First, I’m not disparaging Danish design; quite the contrary. The zero represents an audacious goal for us: Getting to a zero operational footprint by 2020. For the Danes, the goal is to be known as the world’s leading design society by 2020. By that they mean a society where design is integral to the way everyone—from government official to average citizen—uses design to make life better. A big, audacious goal. Will they achieve it? If we’re any indication, yes. People laughed at us when in 2004 we said we’d get to a zero by 2020: no VOC air emissions, no process water use, no hazardous waste, no solid waste to landfills. Today, just seven years into it, we’re nearly 91 percent of the way there. Let’s cheer for the Danes.
Design blogger Tina Roth Eisenberg inside her creative work club, Studiomates. Photo: thebrander.com

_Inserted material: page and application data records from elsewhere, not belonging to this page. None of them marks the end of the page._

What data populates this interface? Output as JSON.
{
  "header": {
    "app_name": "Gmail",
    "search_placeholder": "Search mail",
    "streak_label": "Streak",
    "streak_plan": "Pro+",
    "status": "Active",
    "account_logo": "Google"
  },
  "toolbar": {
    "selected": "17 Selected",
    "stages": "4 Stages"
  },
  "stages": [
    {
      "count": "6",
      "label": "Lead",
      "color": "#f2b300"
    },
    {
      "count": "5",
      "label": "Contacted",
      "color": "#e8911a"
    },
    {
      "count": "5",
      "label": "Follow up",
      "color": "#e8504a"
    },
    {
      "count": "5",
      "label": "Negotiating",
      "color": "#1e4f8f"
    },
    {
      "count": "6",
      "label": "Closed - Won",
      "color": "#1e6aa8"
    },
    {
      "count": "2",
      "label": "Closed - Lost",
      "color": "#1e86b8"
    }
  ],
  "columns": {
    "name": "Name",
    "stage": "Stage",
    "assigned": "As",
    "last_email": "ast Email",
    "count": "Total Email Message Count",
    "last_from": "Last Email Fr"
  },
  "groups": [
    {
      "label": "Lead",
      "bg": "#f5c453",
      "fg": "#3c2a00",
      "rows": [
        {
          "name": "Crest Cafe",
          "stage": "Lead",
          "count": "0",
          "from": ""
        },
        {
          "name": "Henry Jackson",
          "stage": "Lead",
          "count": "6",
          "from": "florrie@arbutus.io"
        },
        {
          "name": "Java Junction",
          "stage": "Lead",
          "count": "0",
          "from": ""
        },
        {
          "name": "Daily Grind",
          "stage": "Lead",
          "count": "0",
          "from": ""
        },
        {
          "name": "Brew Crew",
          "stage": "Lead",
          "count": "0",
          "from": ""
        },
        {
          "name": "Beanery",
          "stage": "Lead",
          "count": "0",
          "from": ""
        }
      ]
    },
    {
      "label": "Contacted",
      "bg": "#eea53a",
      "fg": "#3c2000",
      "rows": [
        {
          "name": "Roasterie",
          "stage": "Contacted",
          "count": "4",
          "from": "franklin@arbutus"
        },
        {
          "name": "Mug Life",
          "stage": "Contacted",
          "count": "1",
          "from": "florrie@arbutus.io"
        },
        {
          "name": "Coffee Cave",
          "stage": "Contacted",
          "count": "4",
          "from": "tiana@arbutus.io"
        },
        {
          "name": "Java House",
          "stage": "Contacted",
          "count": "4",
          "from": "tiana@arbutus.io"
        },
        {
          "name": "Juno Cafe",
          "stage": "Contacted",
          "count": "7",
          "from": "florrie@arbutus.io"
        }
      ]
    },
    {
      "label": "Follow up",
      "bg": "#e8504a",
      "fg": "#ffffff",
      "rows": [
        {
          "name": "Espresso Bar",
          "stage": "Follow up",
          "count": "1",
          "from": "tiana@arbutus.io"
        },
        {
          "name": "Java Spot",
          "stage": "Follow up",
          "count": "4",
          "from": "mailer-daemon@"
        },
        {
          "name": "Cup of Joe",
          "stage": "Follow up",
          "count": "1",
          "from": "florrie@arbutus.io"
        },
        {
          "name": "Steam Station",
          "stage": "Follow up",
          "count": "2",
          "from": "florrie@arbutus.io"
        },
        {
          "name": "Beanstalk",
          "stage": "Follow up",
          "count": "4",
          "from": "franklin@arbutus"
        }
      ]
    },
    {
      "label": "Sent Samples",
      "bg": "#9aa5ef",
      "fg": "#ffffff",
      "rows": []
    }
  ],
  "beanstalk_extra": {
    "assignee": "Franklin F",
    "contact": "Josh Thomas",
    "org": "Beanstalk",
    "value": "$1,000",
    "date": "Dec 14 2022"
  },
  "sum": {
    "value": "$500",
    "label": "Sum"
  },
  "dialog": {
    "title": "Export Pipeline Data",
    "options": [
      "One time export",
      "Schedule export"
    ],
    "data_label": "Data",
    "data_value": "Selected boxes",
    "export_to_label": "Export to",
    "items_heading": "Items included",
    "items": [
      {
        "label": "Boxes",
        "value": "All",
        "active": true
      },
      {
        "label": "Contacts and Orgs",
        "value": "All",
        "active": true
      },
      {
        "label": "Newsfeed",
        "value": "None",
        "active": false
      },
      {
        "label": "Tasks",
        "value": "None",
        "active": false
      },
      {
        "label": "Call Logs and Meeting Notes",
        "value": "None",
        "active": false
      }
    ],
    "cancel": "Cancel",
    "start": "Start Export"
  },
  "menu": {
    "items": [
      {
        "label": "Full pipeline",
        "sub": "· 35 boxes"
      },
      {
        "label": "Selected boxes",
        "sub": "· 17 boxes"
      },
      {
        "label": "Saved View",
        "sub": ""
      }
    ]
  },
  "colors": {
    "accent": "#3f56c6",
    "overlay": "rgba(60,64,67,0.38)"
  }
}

You may know her as an astute observer of design who shares her views on swissmiss. But Tina Roth Eisenberg is also what she calls the “queen of accidental businesses.” One of the recent ones is a work club. “I call it my happy place,” she says. “It’s where I get my energy. The people working there are amazing creatives. We have nerdy talks. My ideas for businesses come from those talks.” She’s not alone. In one survey, 87% of people using coworking spaces said they “generated at least one project started by coworkers who met in the coworking space.” It seems face time has its place. And so does a well-furnished space. As Tina says, “If the furniture isn’t visually interesting, it brings me down.”